§ WORK TASK
Write out all of the data again, exactly as it reads.

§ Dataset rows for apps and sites
------------

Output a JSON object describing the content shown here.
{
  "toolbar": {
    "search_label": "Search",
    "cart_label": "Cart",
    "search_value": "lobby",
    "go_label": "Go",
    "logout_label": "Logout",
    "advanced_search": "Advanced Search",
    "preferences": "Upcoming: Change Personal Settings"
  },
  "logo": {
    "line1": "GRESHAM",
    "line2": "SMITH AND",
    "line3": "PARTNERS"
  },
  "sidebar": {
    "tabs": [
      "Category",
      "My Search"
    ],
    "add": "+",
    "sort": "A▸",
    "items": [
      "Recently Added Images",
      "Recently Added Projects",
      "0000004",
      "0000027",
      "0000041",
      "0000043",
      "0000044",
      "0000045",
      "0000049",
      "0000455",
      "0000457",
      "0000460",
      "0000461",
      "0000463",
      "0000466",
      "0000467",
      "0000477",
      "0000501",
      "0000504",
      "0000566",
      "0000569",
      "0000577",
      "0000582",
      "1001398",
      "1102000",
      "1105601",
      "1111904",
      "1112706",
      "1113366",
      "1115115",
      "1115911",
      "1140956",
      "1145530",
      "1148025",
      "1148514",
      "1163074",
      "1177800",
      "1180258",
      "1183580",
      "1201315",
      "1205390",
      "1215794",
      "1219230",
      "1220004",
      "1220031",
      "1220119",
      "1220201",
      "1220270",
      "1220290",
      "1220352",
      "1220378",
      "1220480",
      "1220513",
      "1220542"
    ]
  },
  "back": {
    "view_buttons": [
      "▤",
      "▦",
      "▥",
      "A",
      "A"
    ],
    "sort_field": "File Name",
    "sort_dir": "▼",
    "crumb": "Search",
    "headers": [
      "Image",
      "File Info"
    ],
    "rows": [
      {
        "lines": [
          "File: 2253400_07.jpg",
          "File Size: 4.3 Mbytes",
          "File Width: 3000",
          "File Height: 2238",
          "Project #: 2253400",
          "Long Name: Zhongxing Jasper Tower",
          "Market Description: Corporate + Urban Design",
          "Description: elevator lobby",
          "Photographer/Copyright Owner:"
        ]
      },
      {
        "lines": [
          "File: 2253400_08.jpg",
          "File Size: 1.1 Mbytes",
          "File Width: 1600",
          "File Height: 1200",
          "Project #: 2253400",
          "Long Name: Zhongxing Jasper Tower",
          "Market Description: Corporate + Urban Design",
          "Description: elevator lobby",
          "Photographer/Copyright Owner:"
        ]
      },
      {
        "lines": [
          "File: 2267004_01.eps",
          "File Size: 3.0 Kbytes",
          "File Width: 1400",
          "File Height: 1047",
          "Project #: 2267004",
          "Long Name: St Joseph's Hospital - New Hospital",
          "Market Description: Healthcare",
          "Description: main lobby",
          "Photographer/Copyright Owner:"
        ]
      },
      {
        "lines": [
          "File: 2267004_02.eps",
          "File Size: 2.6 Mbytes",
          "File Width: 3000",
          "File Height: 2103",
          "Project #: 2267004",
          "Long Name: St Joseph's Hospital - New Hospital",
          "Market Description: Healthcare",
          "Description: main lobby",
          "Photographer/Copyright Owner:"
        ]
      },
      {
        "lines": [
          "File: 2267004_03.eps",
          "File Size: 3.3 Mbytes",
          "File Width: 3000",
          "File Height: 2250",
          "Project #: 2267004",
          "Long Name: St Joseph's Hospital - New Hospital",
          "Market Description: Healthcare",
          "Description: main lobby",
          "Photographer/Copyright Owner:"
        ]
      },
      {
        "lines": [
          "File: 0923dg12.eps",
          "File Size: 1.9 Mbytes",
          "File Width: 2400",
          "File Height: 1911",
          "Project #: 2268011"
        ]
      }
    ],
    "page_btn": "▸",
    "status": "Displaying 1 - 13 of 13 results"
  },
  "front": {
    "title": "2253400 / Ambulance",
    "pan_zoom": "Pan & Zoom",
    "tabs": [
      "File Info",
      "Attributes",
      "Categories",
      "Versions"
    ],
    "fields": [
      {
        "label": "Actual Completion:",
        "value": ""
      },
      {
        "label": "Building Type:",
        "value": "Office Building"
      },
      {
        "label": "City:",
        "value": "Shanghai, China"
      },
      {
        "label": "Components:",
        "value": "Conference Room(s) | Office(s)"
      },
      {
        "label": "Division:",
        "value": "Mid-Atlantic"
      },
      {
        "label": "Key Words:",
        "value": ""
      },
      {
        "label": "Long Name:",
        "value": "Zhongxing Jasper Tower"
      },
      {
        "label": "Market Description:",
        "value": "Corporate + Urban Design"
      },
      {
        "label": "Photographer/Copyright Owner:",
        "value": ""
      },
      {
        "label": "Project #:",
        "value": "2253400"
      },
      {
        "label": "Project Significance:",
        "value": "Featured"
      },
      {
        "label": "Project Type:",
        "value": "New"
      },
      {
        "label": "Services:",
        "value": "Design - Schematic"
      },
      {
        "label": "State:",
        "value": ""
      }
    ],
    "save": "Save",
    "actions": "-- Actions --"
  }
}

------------

§ RESULT
Output a JSON object describing the content shown here.
{
  "toolbar": {
    "search_label": "Search",
    "cart_label": "Cart",
    "search_value": "lobby",
    "go_label": "Go",
    "logout_label": "Logout",
    "advanced_search": "Advanced Search",
    "preferences": "Upcoming: Change Personal Settings"
  },
  "logo": {
    "line1": "GRESHAM",
    "line2": "SMITH AND",
    "line3": "PARTNERS"
  },
  "sidebar": {
    "tabs": [
      "Category",
      "My Search"
    ],
    "add": "+",
    "sort": "A▸",
    "items": [
      "Recently Added Images",
      "Recently Added Projects",
      "0000004",
      "0000027",
      "0000041",
      "0000043",
      "0000044",
      "0000045",
      "0000049",
      "0000455",
      "0000457",
      "0000460",
      "0000461",
      "0000463",
      "0000466",
      "0000467",
      "0000477",
      "0000501",
      "0000504",
      "0000566",
      "0000569",
      "0000577",
      "0000582",
      "1001398",
      "1102000",
      "1105601",
      "1111904",
      "1112706",
      "1113366",
      "1115115",
      "1115911",
      "1140956",
      "1145530",
      "1148025",
      "1148514",
      "1163074",
      "1177800",
      "1180258",
      "1183580",
      "1201315",
      "1205390",
      "1215794",
      "1219230",
      "1220004",
      "1220031",
      "1220119",
      "1220201",
      "1220270",
      "1220290",
      "1220352",
      "1220378",
      "1220480",
      "1220513",
      "1220542"
    ]
  },
  "back": {
    "view_buttons": [
      "▤",
      "▦",
      "▥",
      "A",
      "A"
    ],
    "sort_field": "File Name",
    "sort_dir": "▼",
    "crumb": "Search",
    "headers": [
      "Image",
      "File Info"
    ],
    "rows": [
      {
        "lines": [
          "File: 2253400_07.jpg",
          "File Size: 4.3 Mbytes",
          "File Width: 3000",
          "File Height: 2238",
          "Project #: 2253400",
          "Long Name: Zhongxing Jasper Tower",
          "Market Description: Corporate + Urban Design",
          "Description: elevator lobby",
          "Photographer/Copyright Owner:"
        ]
      },
      {
        "lines": [
          "File: 2253400_08.jpg",
          "File Size: 1.1 Mbytes",
          "File Width: 1600",
          "File Height: 1200",
          "Project #: 2253400",
          "Long Name: Zhongxing Jasper Tower",
          "Market Description: Corporate + Urban Design",
          "Description: elevator lobby",
          "Photographer/Copyright Owner:"
        ]
      },
      {
        "lines": [
          "File: 2267004_01.eps",
          "File Size: 3.0 Kbytes",
          "File Width: 1400",
          "File Height: 1047",
          "Project #: 2267004",
          "Long Name: St Joseph's Hospital - New Hospital",
          "Market Description: Healthcare",
          "Description: main lobby",
          "Photographer/Copyright Owner:"
        ]
      },
      {
        "lines": [
          "File: 2267004_02.eps",
          "File Size: 2.6 Mbytes",
          "File Width: 3000",
          "File Height: 2103",
          "Project #: 2267004",
          "Long Name: St Joseph's Hospital - New Hospital",
          "Market Description: Healthcare",
          "Description: main lobby",
          "Photographer/Copyright Owner:"
        ]
      },
      {
        "lines": [
          "File: 2267004_03.eps",
          "File Size: 3.3 Mbytes",
          "File Width: 3000",
          "File Height: 2250",
          "Project #: 2267004",
          "Long Name: St Joseph's Hospital - New Hospital",
          "Market Description: Healthcare",
          "Description: main lobby",
          "Photographer/Copyright Owner:"
        ]
      },
      {
        "lines": [
          "File: 0923dg12.eps",
          "File Size: 1.9 Mbytes",
          "File Width: 2400",
          "File Height: 1911",
          "Project #: 2268011"
        ]
      }
    ],
    "page_btn": "▸",
    "status": "Displaying 1 - 13 of 13 results"
  },
  "front": {
    "title": "2253400 / Ambulance",
    "pan_zoom": "Pan & Zoom",
    "tabs": [
      "File Info",
      "Attributes",
      "Categories",
      "Versions"
    ],
    "fields": [
      {
        "label": "Actual Completion:",
        "value": ""
      },
      {
        "label": "Building Type:",
        "value": "Office Building"
      },
      {
        "label": "City:",
        "value": "Shanghai, China"
      },
      {
        "label": "Components:",
        "value": "Conference Room(s) | Office(s)"
      },
      {
        "label": "Division:",
        "value": "Mid-Atlantic"
      },
      {
        "label": "Key Words:",
        "value": ""
      },
      {
        "label": "Long Name:",
        "value": "Zhongxing Jasper Tower"
      },
      {
        "label": "Market Description:",
        "value": "Corporate + Urban Design"
      },
      {
        "label": "Photographer/Copyright Owner:",
        "value": ""
      },
      {
        "label": "Project #:",
        "value": "2253400"
      },
      {
        "label": "Project Significance:",
        "value": "Featured"
      },
      {
        "label": "Project Type:",
        "value": "New"
      },
      {
        "label": "Services:",
        "value": "Design - Schematic"
      },
      {
        "label": "State:",
        "value": ""
      }
    ],
    "save": "Save",
    "actions": "-- Actions --"
  }
}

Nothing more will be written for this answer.